Russian Embassy again demands access to poisoning victims
A small amount of Novichok is thought to have been used in liquid form to target Sergei and Yulia Skripal.
The Russian Embassy in London has once again demanded access to Novichok poisoning victims Sergei and Yulia Skripal.
Six months on from the nerve agent attack in Salisbury it has reiterated its belief that the UK is flouting international law by apparently keeping the pair from having contact with embassy officials.
A statement released by the Russian Embassy on Tuesday referred to the circumstances of the March attack as “obscure” and accused British authorities of keeping the Skripals in isolation ever since their release from hospital.
It said: “They remain out of the public eye at an unknown location, unable to communicate freely with their relatives, friends, journalists or Russian officials, deprived of the freedom of movement.”
The statement claimed that authorities in the UK had refused to allow the embassy to have direct contact with the former spy and his daughter “in order to verify their actual health situation, the conditions in which they are held and, most importantly, to ascertain to which extent their isolation is voluntary”.
The embassy added that it had sent more than 70 notes and letters to the Foreign Office, Home Office and police since the poisoning but had had nearly all of its queries ignored.
Following her release from hospital Ms Skripal said she was “grateful for the offers of assistance from the Russian Embassy but at the moment I do not wish to avail myself of their services”.
A small amount of Novichok is thought to have been used in liquid form to target the Skripals.
The attack sparked a wave of diplomatic expulsions by Britain and its allies, and retaliatory ones by Russia.
The UK Government said it is “highly likely” Russia was behind the attack but Moscow has repeatedly denied responsibility.

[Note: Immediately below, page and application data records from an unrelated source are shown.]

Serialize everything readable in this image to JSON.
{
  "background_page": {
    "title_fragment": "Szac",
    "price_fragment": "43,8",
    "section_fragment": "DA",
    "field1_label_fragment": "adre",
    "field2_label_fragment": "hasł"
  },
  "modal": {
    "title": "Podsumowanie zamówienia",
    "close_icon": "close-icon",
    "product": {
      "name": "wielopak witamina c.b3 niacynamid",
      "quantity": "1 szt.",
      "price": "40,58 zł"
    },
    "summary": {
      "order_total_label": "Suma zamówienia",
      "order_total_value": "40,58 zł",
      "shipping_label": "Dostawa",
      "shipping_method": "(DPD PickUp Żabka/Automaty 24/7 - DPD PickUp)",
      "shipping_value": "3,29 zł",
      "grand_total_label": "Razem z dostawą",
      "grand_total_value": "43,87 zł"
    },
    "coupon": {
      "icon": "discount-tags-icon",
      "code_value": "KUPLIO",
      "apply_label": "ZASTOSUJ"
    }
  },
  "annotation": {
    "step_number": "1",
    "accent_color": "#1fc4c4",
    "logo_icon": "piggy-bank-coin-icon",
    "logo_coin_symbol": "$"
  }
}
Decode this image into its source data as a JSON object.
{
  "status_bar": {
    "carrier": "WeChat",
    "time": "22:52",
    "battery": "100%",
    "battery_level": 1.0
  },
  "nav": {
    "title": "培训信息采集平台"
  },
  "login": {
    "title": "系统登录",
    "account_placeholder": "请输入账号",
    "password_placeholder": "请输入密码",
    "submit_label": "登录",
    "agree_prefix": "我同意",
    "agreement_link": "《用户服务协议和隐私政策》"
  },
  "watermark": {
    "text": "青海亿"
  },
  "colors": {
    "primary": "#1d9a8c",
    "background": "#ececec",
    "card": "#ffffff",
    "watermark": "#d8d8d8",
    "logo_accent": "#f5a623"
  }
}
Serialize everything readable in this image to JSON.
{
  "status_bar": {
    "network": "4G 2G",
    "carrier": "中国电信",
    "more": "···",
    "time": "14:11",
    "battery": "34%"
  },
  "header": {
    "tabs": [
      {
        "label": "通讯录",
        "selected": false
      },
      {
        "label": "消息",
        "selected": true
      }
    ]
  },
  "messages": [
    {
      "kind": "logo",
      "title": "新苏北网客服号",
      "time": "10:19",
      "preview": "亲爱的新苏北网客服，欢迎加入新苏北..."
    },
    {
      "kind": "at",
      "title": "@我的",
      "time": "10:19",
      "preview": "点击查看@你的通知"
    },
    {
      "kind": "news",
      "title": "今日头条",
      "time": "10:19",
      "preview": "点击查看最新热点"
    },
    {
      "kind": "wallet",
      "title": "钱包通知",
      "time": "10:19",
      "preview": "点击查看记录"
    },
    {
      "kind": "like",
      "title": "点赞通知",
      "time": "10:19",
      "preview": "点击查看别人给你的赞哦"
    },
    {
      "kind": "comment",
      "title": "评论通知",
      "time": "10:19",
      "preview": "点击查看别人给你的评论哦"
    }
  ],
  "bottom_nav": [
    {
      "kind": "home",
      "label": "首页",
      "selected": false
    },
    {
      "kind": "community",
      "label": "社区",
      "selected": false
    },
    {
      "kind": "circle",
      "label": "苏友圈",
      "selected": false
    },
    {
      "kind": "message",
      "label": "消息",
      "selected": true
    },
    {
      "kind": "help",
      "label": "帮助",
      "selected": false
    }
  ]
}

In July, Dawn Sturgess, 44, died after becoming an indirect casualty of the poisoning, with authorities believing she and boyfriend Charlie Rowley picked up a discarded vial containing the substance.